Is there a place where concrete should not be?! Hmmm, don’t think so. My rustic scrubby soap was asking to have a place to rest and dry between uses. ‘Time for a super simple quick project… Make your soap happy with this Easy Rock Soap Dish.
If you have ever mixed any concrete before then is the easiest project ever! The hardest part may be to find a suitable mold. I had kept my eye out for a plastic container that was of a size and shape for a bar of soap. There are many options of the ‘Tupperware’ (brandname) products nowadays, especially at dollar stores. They are usually quite rounded and have a concave bottom as well.
- Polished Rocks, marbles, pebbles (similar height/size)
- Plastic container(s) (approximate size of soap)
- Rapidset Cementall
- Water, mixing container, spoon
- Dust Mask/gloves
I like the polished stones as they are easy to find in most craft and dollar stores, but any stones could work. Considering that you will want to clean it the shiny polished ones or glass would be easier.
To get an idea of the amount of stones and placement I do a ‘dry-fit’ test. Figuring out the layout before getting them covered in concrete is better.
The Concrete Stage:
Mix a quite fluid consistency of the Rapidset Cementall and pour into the bottom being careful to keep the edges neat. The first one I made ended up having too much concrete; since the stones displace some of the mix it got quite deep as stones were added.
The new plastic is so shiny that it will easily release the concrete; no release agent needed. Pour enough mix into the bottom to flow to all the edges and about 3/16″ or so thick. It will depend on your mold shape as well.
Move the stones from ‘the dry-fit’ container to the fresh concrete in approximate same placement one-by-one carefully as you don’t want to have to move them around.
Could that be any easier?! I’m almost ashamed to call this a project…
Finishing the Easy Rock Soap Dish:
Check edges when unmolding for any sharp parts. It usually flows quite nicely when thin so it finishes well.
If needed use some strong emery cloth early on to sand off the sharp parts. (wet sanding will eliminate dust) It will be super hard after 24 hours.
Nicely rounded and washed. Sealer just complicates things, and this concrete is so very dense that it is not porous.
Yes, that’s how shiny the finish of this concrete mix is! No polishing was done. Depending on where you would like to use it you may want to protect your surface. Self adhesive felt or rubber pads work well. The surface of the dish is flat so it will not gather water, but make it flow off and the stones keep the soap elevated from the wet surface; so keep that in mind when placing it.
There are many options of what you can use. Marbles will work as well. Beach glass or rounded pebbles all work well in a wet environment.

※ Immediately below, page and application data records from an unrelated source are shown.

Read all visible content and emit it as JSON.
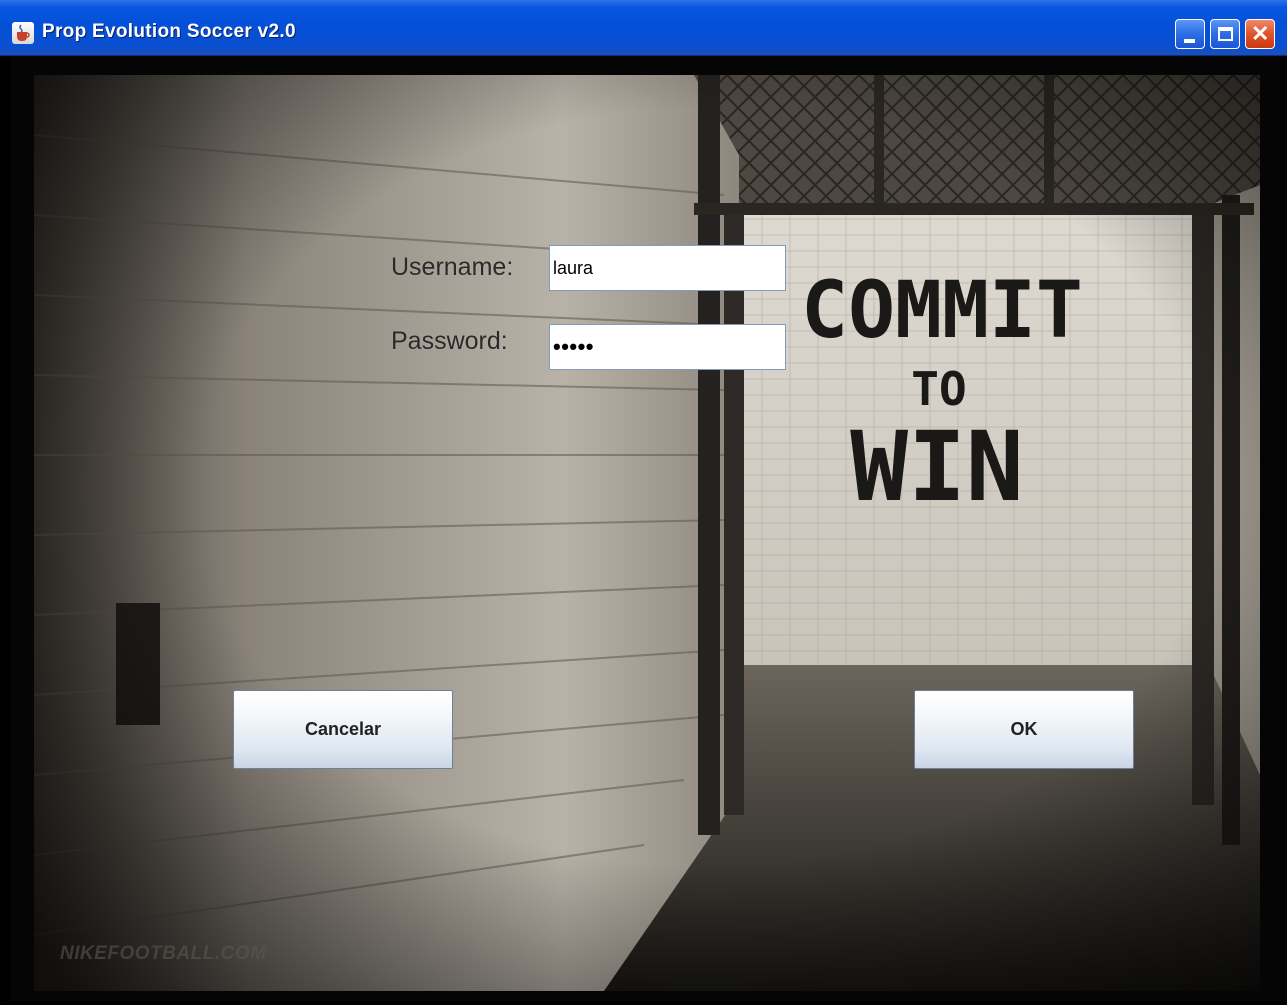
{
  "window": {
    "title": "Prop Evolution Soccer v2.0",
    "controls": [
      "minimize",
      "maximize",
      "close"
    ]
  },
  "login": {
    "username_label": "Username:",
    "username_value": "laura",
    "password_label": "Password:",
    "password_value": "•••••"
  },
  "buttons": {
    "cancel_label": "Cancelar",
    "ok_label": "OK"
  },
  "background": {
    "wall_text": [
      "COMMIT",
      "TO",
      "WIN"
    ],
    "watermark": "NIKEFOOTBALL.COM"
  },
  "colors": {
    "titlebar": "#0450d8",
    "close_button": "#e2522b"
  }
}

Handmade soap does not have all the extra ingredients such as hardeners or fillers so they tend to get soggy if left in a wet dish.

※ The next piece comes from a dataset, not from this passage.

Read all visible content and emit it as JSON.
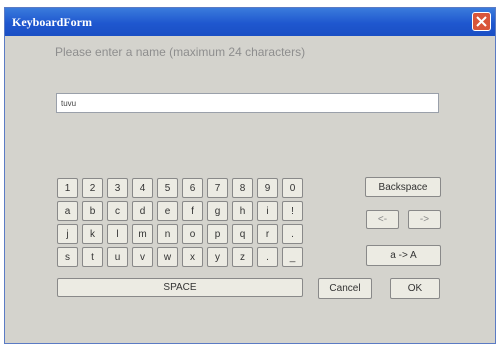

Oh, just a thought… This method could also make other trivets to elevate other things like plants etc.